“We are pushing to make sure we are ready to engage in that, if it is safe to do so,” Bailey said.
Frank Loera, chair of the branch campus, said the pandemic has already set back plans surrounding the program and the staff are working tirelessly to catch up.
“The pandemic really set things behind,” Loera said. “It even set back the hiring of my position.”
While classes remain virtual for now, the college continues working on refurbishing the historic El Rito campus. Loera said plumbing in some buildings are cracked and needs to be replaced. New floors and paint are also needed in many future classrooms and labs.
The college is also planning on reopening dorm rooms to future students when it’s safe to do so.
Bailey emphasized the branch campus will be ready for in-person classes next semester, whether they happen or not. However, he said the safety of students, faculty and community members come first.
“Once we are through this pandemic, we don’t want the community waiting on the college to open,” Bailey said. “If the pandemic continues and if we are not in a safe position to start up these classes in January, then we will continue to monitor.”
Ussery agreed that in-person classes could not happen until there is as little risk in doing so as possible.
“Any risk at all may be too high,” he said. “So we are somewhat dubious.”
The college recently had its first confirmed case of COVID-19, although the student was not on campus.
Faculty have already begun planning for alternatives in the event that in-person classes must be postponed. That includes placing students in active work sites to gain that firsthand experience, an option Ussery said could be difficult to coordinate.
“It’s hard to know what tasks apprentices will have to do at a specific time,” he said.
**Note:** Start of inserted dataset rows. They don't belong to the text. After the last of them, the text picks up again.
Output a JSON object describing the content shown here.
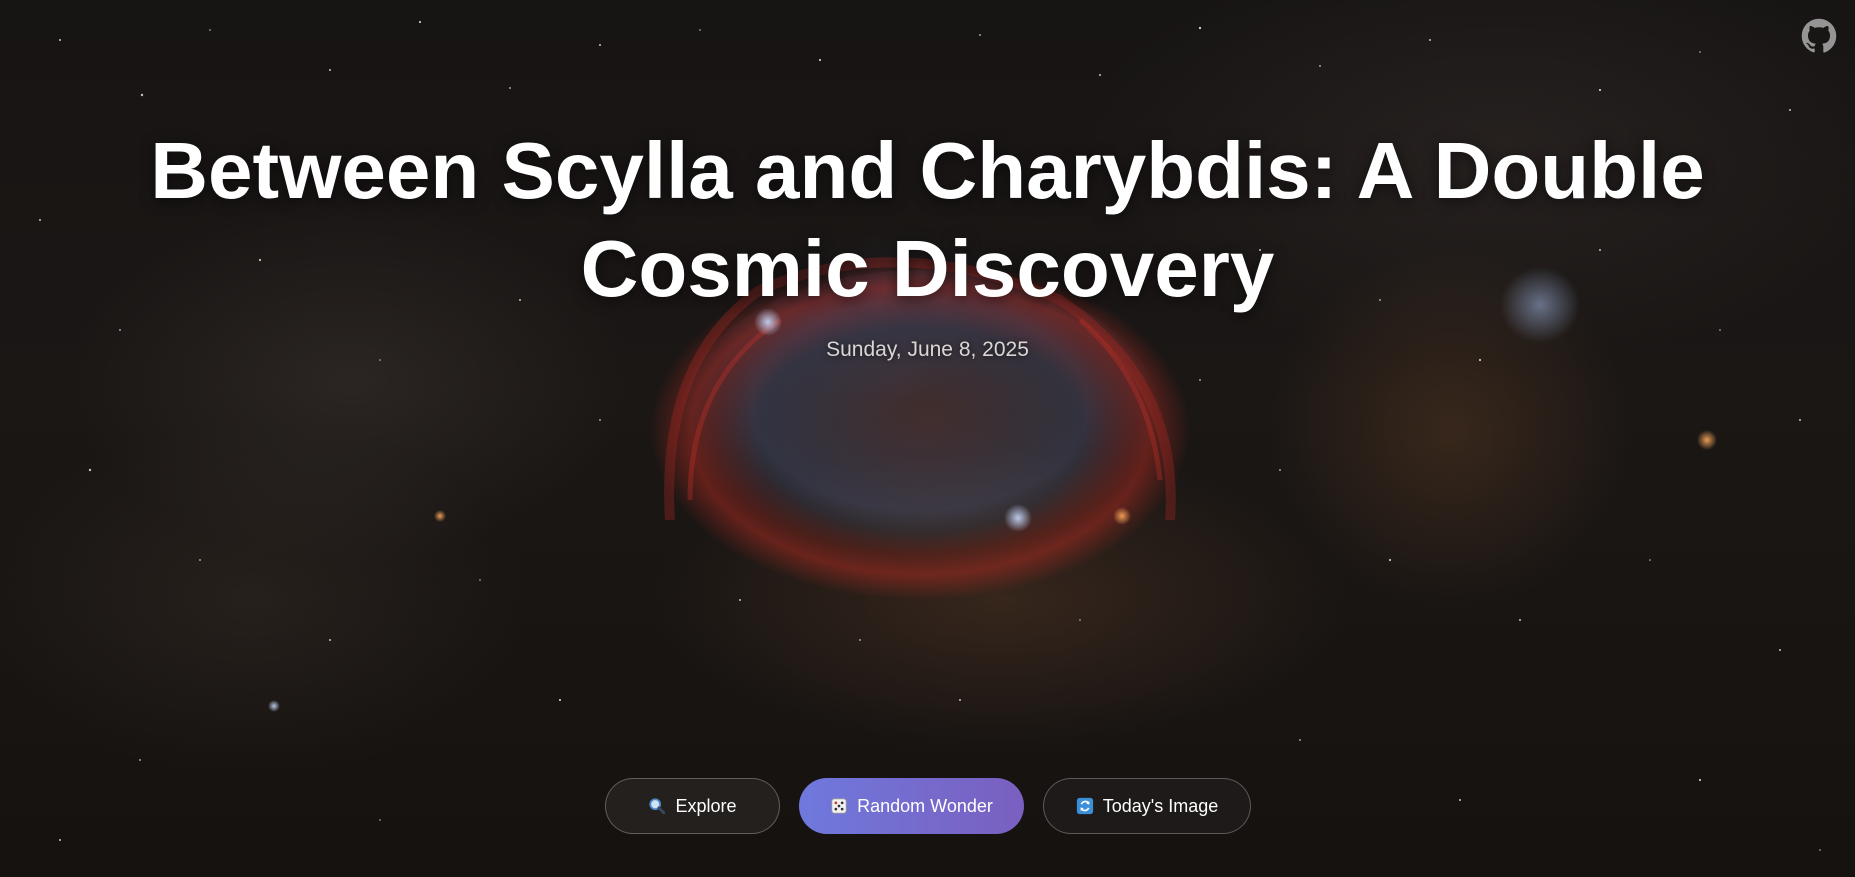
{
  "hero": {
    "title": "Between Scylla and Charybdis: A Double Cosmic Discovery",
    "date": "Sunday, June 8, 2025"
  },
  "header": {
    "github_icon": "github-icon"
  },
  "actions": [
    {
      "label": "Explore",
      "icon": "search-icon"
    },
    {
      "label": "Random Wonder",
      "icon": "dice-icon"
    },
    {
      "label": "Today's Image",
      "icon": "refresh-icon"
    }
  ],
  "colors": {
    "random_gradient_start": "#6f79dd",
    "random_gradient_end": "#7a5fbf",
    "title": "#ffffff",
    "date": "#d9d6d4"
  }
}
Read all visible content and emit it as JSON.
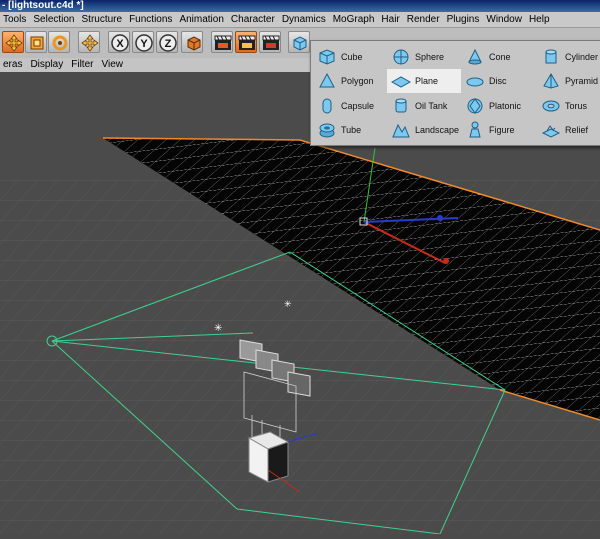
{
  "window": {
    "title": "- [lightsout.c4d *]"
  },
  "menubar": {
    "items": [
      "Tools",
      "Selection",
      "Structure",
      "Functions",
      "Animation",
      "Character",
      "Dynamics",
      "MoGraph",
      "Hair",
      "Render",
      "Plugins",
      "Window",
      "Help"
    ]
  },
  "toolbar": {
    "buttons": [
      "move-tool",
      "scale-tool",
      "rotate-tool",
      "live-selection",
      "x-axis-lock",
      "y-axis-lock",
      "z-axis-lock",
      "coordinate-system",
      "render-view",
      "render-picture-viewer",
      "edit-render-settings",
      "make-editable",
      "cube-primitive-menu"
    ]
  },
  "view_menu": {
    "items": [
      "eras",
      "Display",
      "Filter",
      "View"
    ]
  },
  "primitives_palette": {
    "items": [
      {
        "label": "Cube",
        "icon": "cube-icon"
      },
      {
        "label": "Polygon",
        "icon": "polygon-icon"
      },
      {
        "label": "Capsule",
        "icon": "capsule-icon"
      },
      {
        "label": "Tube",
        "icon": "tube-icon"
      },
      {
        "label": "Sphere",
        "icon": "sphere-icon"
      },
      {
        "label": "Plane",
        "icon": "plane-icon",
        "highlighted": true
      },
      {
        "label": "Oil Tank",
        "icon": "oil-tank-icon"
      },
      {
        "label": "Landscape",
        "icon": "landscape-icon"
      },
      {
        "label": "Cone",
        "icon": "cone-icon"
      },
      {
        "label": "Disc",
        "icon": "disc-icon"
      },
      {
        "label": "Platonic",
        "icon": "platonic-icon"
      },
      {
        "label": "Figure",
        "icon": "figure-icon"
      },
      {
        "label": "Cylinder",
        "icon": "cylinder-icon"
      },
      {
        "label": "Pyramid",
        "icon": "pyramid-icon"
      },
      {
        "label": "Torus",
        "icon": "torus-icon"
      },
      {
        "label": "Relief",
        "icon": "relief-icon"
      }
    ]
  },
  "colors": {
    "accent": "#f08a2a",
    "icon_blue": "#5cb8e6",
    "grid": "#6a6a6a",
    "light_cone": "#3fd18f"
  }
}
Exactly when any postponement of in-person courses will be official remains uncertain, but many higher education institutions have already begun planning their course schedules for next semester.
Despite any future delays, the demand for trades programs in northern New Mexico remains high. Around 130 students are currently participating in apprenticeship programs, set up through partnerships between the college and local trade unions.
Loera said he’s pleased with the current enrollment and that he believes it will increase even more once the full program becomes available to students and community members.
And as community members wait, property taxes related to the programs will still be collected, which Bailey said started happening in May.
Property taxes are based on the assessed value of a home, which is one-third of the property’s market value. On a home with a market value of $300,000 and an assessed value of $100,000, homeowners can expect to pay $200 per year, or $16.67 per month, more in property taxes from the two-mill increase.
It’s with this in mind, along with the large number of people who voted for the mill levy, that Bailey said motivates him and his staff to ensure these programs are provided.
“This is what our community has asked us to do,” Bailey said. “Our hearts are fully committed to making this happen – in a safe and healthy way.”